European Commission President Ursula von der Leyen took to X to share her condolences for the families and victims: “Shocked by the senseless violence of the shooting that claimed several lives today in Prague. I express my deepest condolences to the families of the victims and to the Czech people as a whole. We stand and mourn with you.”
Gun attacks are rare in the Czech Republic, with only a few recorded over the past several years. Thursday’s, however, has been described as the worst in the country’s history, at least since it gained independence around 30 years ago. The most recent attack occurred in December 2019 when a 42-year-old man shot and killed six people at a hospital in Ostrava, a city in the eastern part of the country, before he turned the gun on himself and killed himself. In 2015, another man killed eight at a restaurant in Uhersky Brod before he, too, killed himself.
But the Czech Republic has some of the most liberal gun laws in Europe, which essentially means that they are some of the most restrictive as the country strives to limit gun violence.
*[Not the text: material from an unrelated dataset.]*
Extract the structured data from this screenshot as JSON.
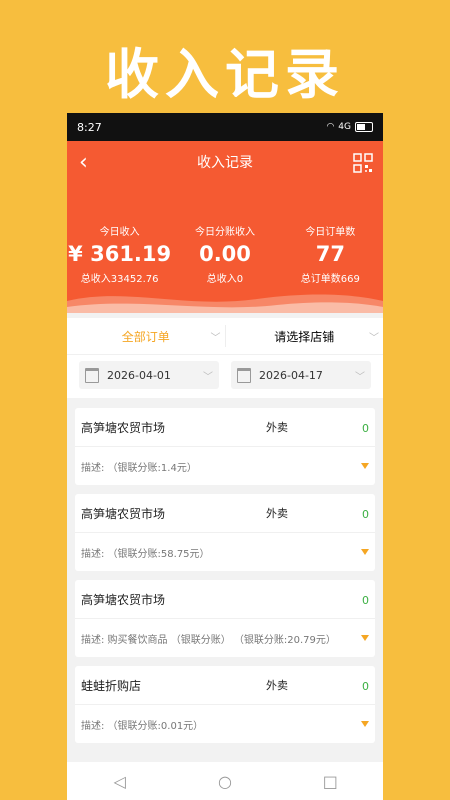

As the shooting unfolded and the police responded, citizens were warned to stay away from the area and to stay inside, if possible. Many other witness reports described the chaos as people tried to leave the square, watching as people in front of them died on the spot, having been shot through the heart right in front of them as they fled.